Mr. Speaker, I am listening but I am not hearing accountability. I am hearing bafflegab.

Since the member from Muskoka cannot stand up and defend his actions, I will turn to his friend and I will ask him why he allowed the minister to cook up this deal to bypass all the checks and balances? Why did he allow $50 million in border infrastructure to be divvied up by the three amigos, the mayor, the minister and the hotel manager?

Since the member from Muskoka will not apologize to this House, will his friend take responsibility and apologize to the Canadian people for his partner's misuse of public funds?

G8 Summit
Oral Questions

2:35 p.m.

Ottawa West—Nepean
Ontario

Conservative

John Baird Minister of Foreign Affairs

Mr. Speaker, as to the three individuals the member mentioned, none of these three individuals approved a single project.

All of the projects were approved by the minister of infrastructure, by me. All 32 projects are public infrastructure projects, things like paving provincial highways, constructing a new runway and a community centre. We used the existing authorities under the border infrastructure fund.

The Auditor General has made advice and counsel that we could be more open and more transparent in terms of Parliament. We fully accept the Auditor General's advice and thank her for her good work.

Canada Post Corporation
Oral Questions

2:35 p.m.

Liberal

Rodger Cuzner Cape Breton—Canso, NS

Mr. Speaker, a great sense of anxiety continues to grow across this country as the labour dispute continues with Canada Post.

Business operators, rural residents and seniors are all beginning to feel the pain of this current dispute. We have seen actions taken on both sides that further enhanced that. This can certainly contribute to long-term hurt and long-term pain for the corporation.

I would ask the minister if she has placed a deadline on mediation? If not, will she?

Canada Post Corporation
Oral Questions

2:40 p.m.

Halton
Ontario

Conservative

Lisa Raitt Minister of Labour

Mr. Speaker, the hon. member is exactly correct in what he says.

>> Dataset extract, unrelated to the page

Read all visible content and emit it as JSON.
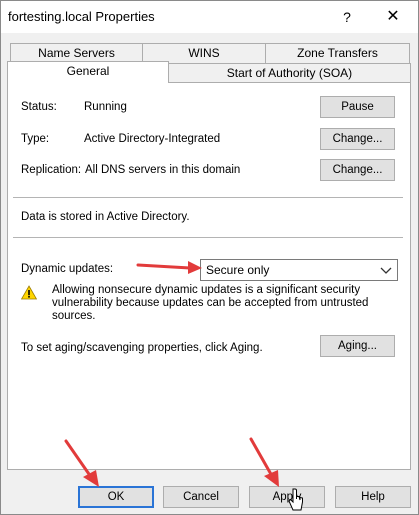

We are beginning to see these rolling strikes, and the means by which Canada Post is dealing with these rolling strikes, affect the average Canadian, seniors and business in general.

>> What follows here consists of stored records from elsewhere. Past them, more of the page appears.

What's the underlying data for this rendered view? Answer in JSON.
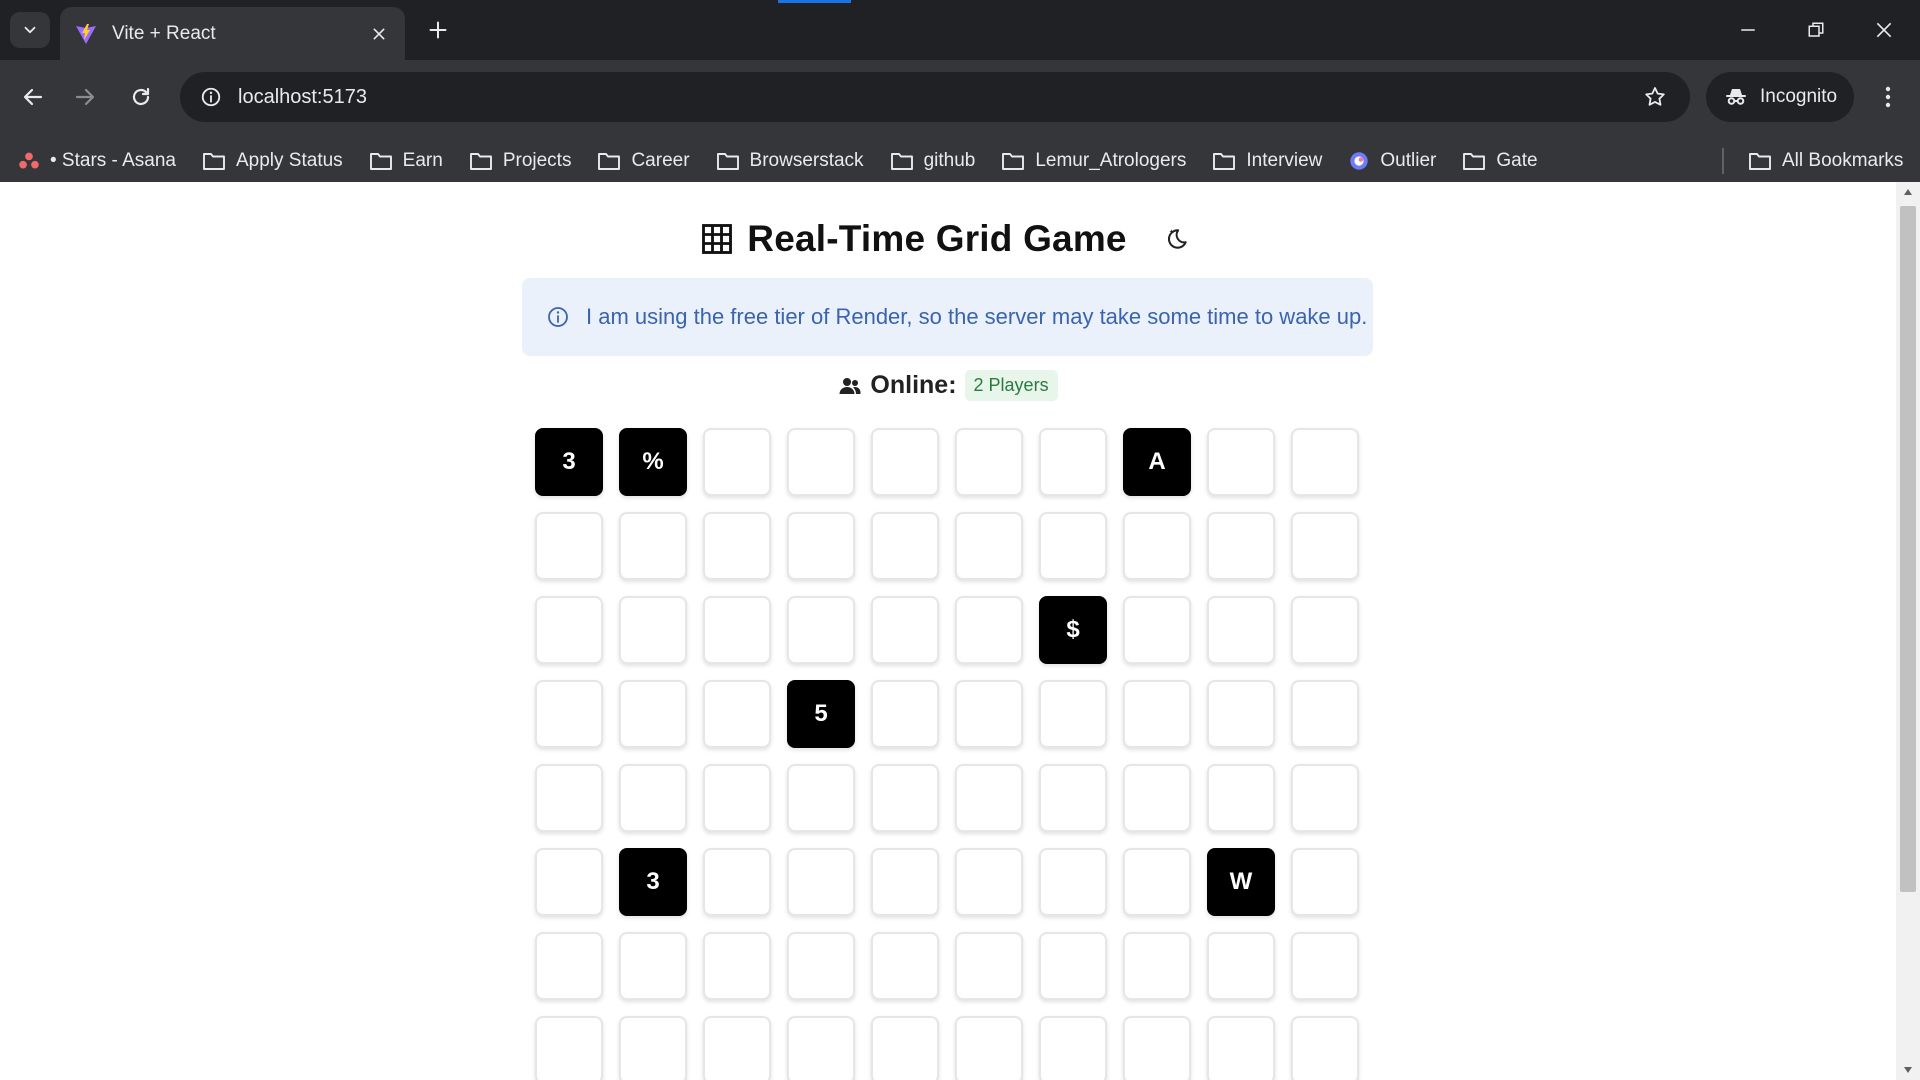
{
  "browser": {
    "tab_title": "Vite + React",
    "url": "localhost:5173",
    "profile_label": "Incognito",
    "bookmarks": [
      {
        "label": "• Stars - Asana",
        "icon": "asana-icon"
      },
      {
        "label": "Apply Status",
        "icon": "folder-icon"
      },
      {
        "label": "Earn",
        "icon": "folder-icon"
      },
      {
        "label": "Projects",
        "icon": "folder-icon"
      },
      {
        "label": "Career",
        "icon": "folder-icon"
      },
      {
        "label": "Browserstack",
        "icon": "folder-icon"
      },
      {
        "label": "github",
        "icon": "folder-icon"
      },
      {
        "label": "Lemur_Atrologers",
        "icon": "folder-icon"
      },
      {
        "label": "Interview",
        "icon": "folder-icon"
      },
      {
        "label": "Outlier",
        "icon": "outlier-icon"
      },
      {
        "label": "Gate",
        "icon": "folder-icon"
      }
    ],
    "all_bookmarks_label": "All Bookmarks"
  },
  "page": {
    "title": "Real-Time Grid Game",
    "notice": "I am using the free tier of Render, so the server may take some time to wake up.",
    "online_label": "Online:",
    "players_badge": "2 Players"
  },
  "grid": {
    "columns": 10,
    "rows": [
      [
        "3",
        "%",
        "",
        "",
        "",
        "",
        "",
        "A",
        "",
        ""
      ],
      [
        "",
        "",
        "",
        "",
        "",
        "",
        "",
        "",
        "",
        ""
      ],
      [
        "",
        "",
        "",
        "",
        "",
        "",
        "$",
        "",
        "",
        ""
      ],
      [
        "",
        "",
        "",
        "5",
        "",
        "",
        "",
        "",
        "",
        ""
      ],
      [
        "",
        "",
        "",
        "",
        "",
        "",
        "",
        "",
        "",
        ""
      ],
      [
        "",
        "3",
        "",
        "",
        "",
        "",
        "",
        "",
        "W",
        ""
      ],
      [
        "",
        "",
        "",
        "",
        "",
        "",
        "",
        "",
        "",
        ""
      ],
      [
        "",
        "",
        "",
        "",
        "",
        "",
        "",
        "",
        "",
        ""
      ]
    ]
  },
  "colors": {
    "filled_cell": "#000000",
    "notice_bg": "#eaf1fb",
    "notice_text": "#3a63b0",
    "badge_bg": "#e7f5eb",
    "badge_text": "#2d7a3e"
  }
}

That is why it is important for us to continue to monitor the situation. We want the parties to reach an agreement as soon as possible. I have written to them. I have met with them separately. The parties should be strongly encouraged to reach a deal on their own accord.

Canada Post Corporation
Oral Questions

2:40 p.m.

Liberal

Denis Coderre Bourassa, QC

Mr. Speaker, those are fine words, but the reality is that the Canada Post strike is now 11 days old. Today, 15,000 people in Toronto and Montreal are on strike. In addition, Air Canada began striking at midnight. Travel season is upon us. This will have a major impact on the economy, but a negotiated settlement is the preferred solution.

Will the minister take responsibility and require the parties to sit down and negotiate in good faith to come to an agreement? Canadians and Quebeckers need it.

Canada Post Corporation
Oral Questions

2:40 p.m.

Halton
Ontario

Conservative

Lisa Raitt Minister of Labour

Mr. Speaker, as I briefly indicated, I have met with the parties separately. I have met with the parties together on a number of occasions. I have written the parties directly, asking them to show good faith to the Canadian public to make sure that they are doing the best they can to reach a deal, to be focused on getting a deal, and to make sure that they are looking after the Canadian public's interest.

The obligation is for these two parties to reach a deal. At some point, we have to make sure that the Canadian public's interest is protected.

Pensions
Oral Questions

2:40 p.m.

Liberal

Judy Sgro York West, ON

Mr. Speaker, today over 55,000 working Canadians are walking off the job in order to fight for their pensions. Why are they doing this? They know that the Conservative government's inaction is leaving employees and employers to sort the pension crisis out for themselves.

Just like the government failed pensioners at Nortel, pension security is now on the block at Canada Post and Air Canada. Inaction, rhetoric and empty promises are not a plan.

When will the government get serious about helping Canadians plan for their retirement?